Corvids (crows, rooks and jays) are anything but birdbrained, as Professor Nicky Clayton has shown in many research papers. But her group of scrub jays have, over several years, developed cataracts which influence their vision and hence may have welfare implications. Here is a recent paper investigating this problem and it’s associated welfare issues.
The development of cataracts in a colony of 55 Western scrub jays (Aphelocoma californica) kept in a colony is reported, etiopathology discussed and welfare implications debated. Birds were examined with direct and indirect ophthalmoscopy and slit lamp biomicroscopy. Intraocular pressures were measured with a rebound tonometer.
Thirty eight birds were diagnosed with some lens opacification, ranging from linear arrangements of small vacuoles to mature cataract. In some birds this lens pathology was seen concurrent with adnexal post-traumatic pathology or with substantial uveitic changes. Behaviour changes were only noted in birds with mature or near-mature cataracts. The lack of significant ultraviolet light and the provision of a suitable avian diet suggest that neither excess light nor inadequate nutrition could be factors in cataractogenesis.
While a genetic cause is difficult to exclude, the fact that these were wild caught birds from an outbred population without observed lens pathology in the wild renders this unlikely. We suggest that a post-traumatic aetiology is the likely causative factor in the genesis of lens opacities in these birds. The changes in behaviour and the impact on the welfare of birds with these ocular changes is discussed.
“Cataracts in corvids: health and welfare implications of lens opacification in a colony of Western scrub-jays” is available for download here:
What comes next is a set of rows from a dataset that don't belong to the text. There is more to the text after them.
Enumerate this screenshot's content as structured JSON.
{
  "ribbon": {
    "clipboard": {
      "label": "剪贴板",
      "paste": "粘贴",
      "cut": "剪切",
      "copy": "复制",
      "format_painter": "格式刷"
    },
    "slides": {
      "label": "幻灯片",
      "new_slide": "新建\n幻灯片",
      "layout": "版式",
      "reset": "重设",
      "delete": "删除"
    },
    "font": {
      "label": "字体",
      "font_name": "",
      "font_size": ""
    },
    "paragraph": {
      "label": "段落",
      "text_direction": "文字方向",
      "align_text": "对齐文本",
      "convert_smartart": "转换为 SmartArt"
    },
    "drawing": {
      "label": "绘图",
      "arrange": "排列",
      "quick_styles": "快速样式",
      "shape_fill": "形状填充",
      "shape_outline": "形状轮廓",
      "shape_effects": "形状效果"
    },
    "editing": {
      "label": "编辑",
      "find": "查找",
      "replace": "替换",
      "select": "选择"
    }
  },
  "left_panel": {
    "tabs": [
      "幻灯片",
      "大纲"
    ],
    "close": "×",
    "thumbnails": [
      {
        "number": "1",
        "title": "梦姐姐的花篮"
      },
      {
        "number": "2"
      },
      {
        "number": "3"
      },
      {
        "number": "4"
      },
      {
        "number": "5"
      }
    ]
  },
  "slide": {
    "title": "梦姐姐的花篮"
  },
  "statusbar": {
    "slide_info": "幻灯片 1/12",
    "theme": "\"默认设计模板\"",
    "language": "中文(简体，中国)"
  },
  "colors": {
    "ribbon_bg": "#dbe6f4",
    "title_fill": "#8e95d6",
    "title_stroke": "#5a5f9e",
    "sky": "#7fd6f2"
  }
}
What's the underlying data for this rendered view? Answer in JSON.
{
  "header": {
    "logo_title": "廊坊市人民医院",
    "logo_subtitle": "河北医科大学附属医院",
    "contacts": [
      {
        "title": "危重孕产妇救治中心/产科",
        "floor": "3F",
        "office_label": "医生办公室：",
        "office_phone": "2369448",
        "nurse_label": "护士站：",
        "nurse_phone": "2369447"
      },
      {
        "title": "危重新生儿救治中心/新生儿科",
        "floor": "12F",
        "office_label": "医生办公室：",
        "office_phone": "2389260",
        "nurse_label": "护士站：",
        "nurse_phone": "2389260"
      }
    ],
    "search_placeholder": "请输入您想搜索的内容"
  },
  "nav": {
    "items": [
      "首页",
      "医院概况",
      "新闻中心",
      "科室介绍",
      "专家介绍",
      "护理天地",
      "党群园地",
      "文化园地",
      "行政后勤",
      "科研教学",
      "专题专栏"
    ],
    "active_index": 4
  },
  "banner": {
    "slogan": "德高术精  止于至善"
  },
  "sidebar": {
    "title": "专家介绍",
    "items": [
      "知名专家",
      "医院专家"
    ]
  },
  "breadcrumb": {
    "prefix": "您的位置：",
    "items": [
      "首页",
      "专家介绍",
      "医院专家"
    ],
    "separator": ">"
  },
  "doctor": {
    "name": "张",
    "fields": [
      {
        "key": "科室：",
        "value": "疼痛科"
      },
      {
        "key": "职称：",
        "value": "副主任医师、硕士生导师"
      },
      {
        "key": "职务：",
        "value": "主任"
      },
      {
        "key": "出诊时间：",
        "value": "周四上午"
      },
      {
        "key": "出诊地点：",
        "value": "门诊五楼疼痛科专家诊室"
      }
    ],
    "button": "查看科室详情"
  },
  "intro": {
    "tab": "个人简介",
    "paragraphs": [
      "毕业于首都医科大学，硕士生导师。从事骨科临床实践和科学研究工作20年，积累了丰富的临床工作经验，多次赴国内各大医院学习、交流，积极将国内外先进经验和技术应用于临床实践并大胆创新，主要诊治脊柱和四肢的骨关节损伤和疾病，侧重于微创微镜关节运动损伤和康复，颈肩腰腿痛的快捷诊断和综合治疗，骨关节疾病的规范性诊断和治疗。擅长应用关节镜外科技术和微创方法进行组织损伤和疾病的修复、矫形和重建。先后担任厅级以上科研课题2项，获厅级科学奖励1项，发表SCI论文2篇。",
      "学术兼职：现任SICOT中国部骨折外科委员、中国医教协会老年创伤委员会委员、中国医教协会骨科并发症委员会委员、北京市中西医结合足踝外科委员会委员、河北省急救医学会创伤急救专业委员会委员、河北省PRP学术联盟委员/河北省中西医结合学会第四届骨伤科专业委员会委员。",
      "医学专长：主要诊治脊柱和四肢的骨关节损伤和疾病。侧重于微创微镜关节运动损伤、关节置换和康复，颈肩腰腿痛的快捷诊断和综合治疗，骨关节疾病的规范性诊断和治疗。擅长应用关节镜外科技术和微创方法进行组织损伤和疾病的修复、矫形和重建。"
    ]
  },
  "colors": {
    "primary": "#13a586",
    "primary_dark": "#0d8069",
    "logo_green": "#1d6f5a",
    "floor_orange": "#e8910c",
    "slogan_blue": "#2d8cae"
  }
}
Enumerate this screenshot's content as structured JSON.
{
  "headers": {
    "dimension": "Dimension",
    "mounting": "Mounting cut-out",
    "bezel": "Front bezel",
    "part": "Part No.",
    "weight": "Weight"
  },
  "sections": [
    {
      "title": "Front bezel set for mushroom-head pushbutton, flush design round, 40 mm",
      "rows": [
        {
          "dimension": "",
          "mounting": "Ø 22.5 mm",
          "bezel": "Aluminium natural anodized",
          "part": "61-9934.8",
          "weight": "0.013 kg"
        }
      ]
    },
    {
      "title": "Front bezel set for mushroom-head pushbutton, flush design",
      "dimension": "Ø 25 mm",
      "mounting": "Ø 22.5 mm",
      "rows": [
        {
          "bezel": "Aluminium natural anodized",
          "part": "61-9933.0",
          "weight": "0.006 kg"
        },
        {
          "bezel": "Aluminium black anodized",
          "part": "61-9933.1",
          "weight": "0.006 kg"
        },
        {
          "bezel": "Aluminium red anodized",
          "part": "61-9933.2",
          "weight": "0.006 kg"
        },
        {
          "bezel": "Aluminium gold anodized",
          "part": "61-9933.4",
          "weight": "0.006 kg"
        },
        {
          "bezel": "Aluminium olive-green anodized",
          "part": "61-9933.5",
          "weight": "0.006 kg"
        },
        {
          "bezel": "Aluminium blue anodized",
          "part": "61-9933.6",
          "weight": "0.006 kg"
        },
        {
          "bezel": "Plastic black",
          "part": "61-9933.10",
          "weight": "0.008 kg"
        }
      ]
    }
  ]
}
Published June 12, 2017 in the International Journal of Avian & Wildlife Biology, Volume 2 Issue 1. Authors: David L Williams and Nigel Slater, Department of Veterinary Medicine, University of Cambridge, UK.